**Problem to work on:** Your task is to copy the records that follow exactly, minus any images.

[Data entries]
************
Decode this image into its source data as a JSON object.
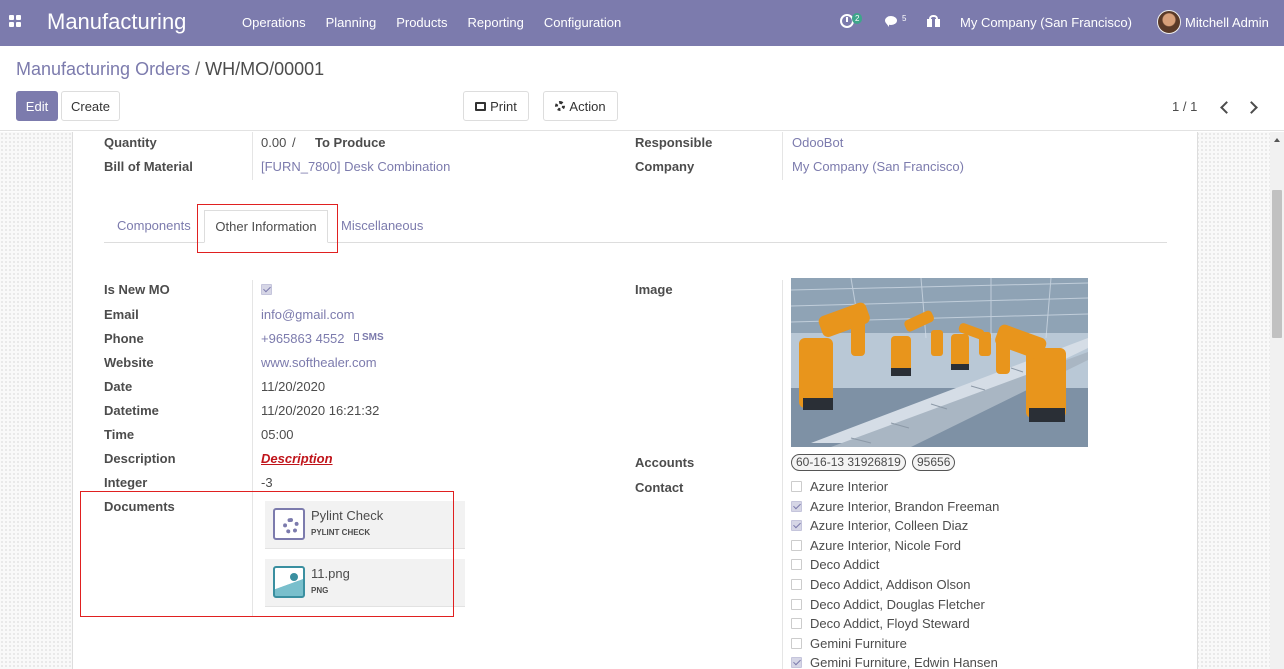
{
  "navbar": {
    "app_name": "Manufacturing",
    "menu": [
      "Operations",
      "Planning",
      "Products",
      "Reporting",
      "Configuration"
    ],
    "activity_count": "2",
    "message_count": "5",
    "company": "My Company (San Francisco)",
    "user": "Mitchell Admin"
  },
  "breadcrumb": {
    "parent": "Manufacturing Orders",
    "separator": "/",
    "current": "WH/MO/00001"
  },
  "buttons": {
    "edit": "Edit",
    "create": "Create",
    "print": "Print",
    "action": "Action"
  },
  "pager": {
    "value": "1 / 1"
  },
  "header_fields": {
    "quantity_label": "Quantity",
    "quantity_value": "0.00",
    "quantity_sep": "/",
    "to_produce": "To Produce",
    "bom_label": "Bill of Material",
    "bom_value": "[FURN_7800] Desk Combination",
    "responsible_label": "Responsible",
    "responsible_value": "OdooBot",
    "company_label": "Company",
    "company_value": "My Company (San Francisco)"
  },
  "tabs": [
    "Components",
    "Other Information",
    "Miscellaneous"
  ],
  "active_tab": "Other Information",
  "fields": {
    "is_new_mo_label": "Is New MO",
    "is_new_mo": true,
    "email_label": "Email",
    "email": "info@gmail.com",
    "phone_label": "Phone",
    "phone": "+965863 4552",
    "sms": "SMS",
    "website_label": "Website",
    "website": "www.softhealer.com",
    "date_label": "Date",
    "date": "11/20/2020",
    "datetime_label": "Datetime",
    "datetime": "11/20/2020 16:21:32",
    "time_label": "Time",
    "time": "05:00",
    "description_label": "Description",
    "description": "Description",
    "integer_label": "Integer",
    "integer": "-3",
    "documents_label": "Documents",
    "image_label": "Image",
    "accounts_label": "Accounts",
    "contact_label": "Contact"
  },
  "documents": [
    {
      "name": "Pylint Check",
      "type": "PYLINT CHECK",
      "icon": "gear-icon"
    },
    {
      "name": "11.png",
      "type": "PNG",
      "icon": "image-icon"
    }
  ],
  "accounts": [
    "60-16-13 31926819",
    "95656"
  ],
  "contacts": [
    {
      "name": "Azure Interior",
      "checked": false
    },
    {
      "name": "Azure Interior, Brandon Freeman",
      "checked": true
    },
    {
      "name": "Azure Interior, Colleen Diaz",
      "checked": true
    },
    {
      "name": "Azure Interior, Nicole Ford",
      "checked": false
    },
    {
      "name": "Deco Addict",
      "checked": false
    },
    {
      "name": "Deco Addict, Addison Olson",
      "checked": false
    },
    {
      "name": "Deco Addict, Douglas Fletcher",
      "checked": false
    },
    {
      "name": "Deco Addict, Floyd Steward",
      "checked": false
    },
    {
      "name": "Gemini Furniture",
      "checked": false
    },
    {
      "name": "Gemini Furniture, Edwin Hansen",
      "checked": true
    }
  ],
  "colors": {
    "brand": "#7c7bad",
    "highlight_box": "#e02020",
    "description": "#c0141a"
  }
}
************
**Result for this task:**
Decode this image into its source data as a JSON object.
{
  "navbar": {
    "app_name": "Manufacturing",
    "menu": [
      "Operations",
      "Planning",
      "Products",
      "Reporting",
      "Configuration"
    ],
    "activity_count": "2",
    "message_count": "5",
    "company": "My Company (San Francisco)",
    "user": "Mitchell Admin"
  },
  "breadcrumb": {
    "parent": "Manufacturing Orders",
    "separator": "/",
    "current": "WH/MO/00001"
  },
  "buttons": {
    "edit": "Edit",
    "create": "Create",
    "print": "Print",
    "action": "Action"
  },
  "pager": {
    "value": "1 / 1"
  },
  "header_fields": {
    "quantity_label": "Quantity",
    "quantity_value": "0.00",
    "quantity_sep": "/",
    "to_produce": "To Produce",
    "bom_label": "Bill of Material",
    "bom_value": "[FURN_7800] Desk Combination",
    "responsible_label": "Responsible",
    "responsible_value": "OdooBot",
    "company_label": "Company",
    "company_value": "My Company (San Francisco)"
  },
  "tabs": [
    "Components",
    "Other Information",
    "Miscellaneous"
  ],
  "active_tab": "Other Information",
  "fields": {
    "is_new_mo_label": "Is New MO",
    "is_new_mo": true,
    "email_label": "Email",
    "email": "info@gmail.com",
    "phone_label": "Phone",
    "phone": "+965863 4552",
    "sms": "SMS",
    "website_label": "Website",
    "website": "www.softhealer.com",
    "date_label": "Date",
    "date": "11/20/2020",
    "datetime_label": "Datetime",
    "datetime": "11/20/2020 16:21:32",
    "time_label": "Time",
    "time": "05:00",
    "description_label": "Description",
    "description": "Description",
    "integer_label": "Integer",
    "integer": "-3",
    "documents_label": "Documents",
    "image_label": "Image",
    "accounts_label": "Accounts",
    "contact_label": "Contact"
  },
  "documents": [
    {
      "name": "Pylint Check",
      "type": "PYLINT CHECK",
      "icon": "gear-icon"
    },
    {
      "name": "11.png",
      "type": "PNG",
      "icon": "image-icon"
    }
  ],
  "accounts": [
    "60-16-13 31926819",
    "95656"
  ],
  "contacts": [
    {
      "name": "Azure Interior",
      "checked": false
    },
    {
      "name": "Azure Interior, Brandon Freeman",
      "checked": true
    },
    {
      "name": "Azure Interior, Colleen Diaz",
      "checked": true
    },
    {
      "name": "Azure Interior, Nicole Ford",
      "checked": false
    },
    {
      "name": "Deco Addict",
      "checked": false
    },
    {
      "name": "Deco Addict, Addison Olson",
      "checked": false
    },
    {
      "name": "Deco Addict, Douglas Fletcher",
      "checked": false
    },
    {
      "name": "Deco Addict, Floyd Steward",
      "checked": false
    },
    {
      "name": "Gemini Furniture",
      "checked": false
    },
    {
      "name": "Gemini Furniture, Edwin Hansen",
      "checked": true
    }
  ],
  "colors": {
    "brand": "#7c7bad",
    "highlight_box": "#e02020",
    "description": "#c0141a"
  }
}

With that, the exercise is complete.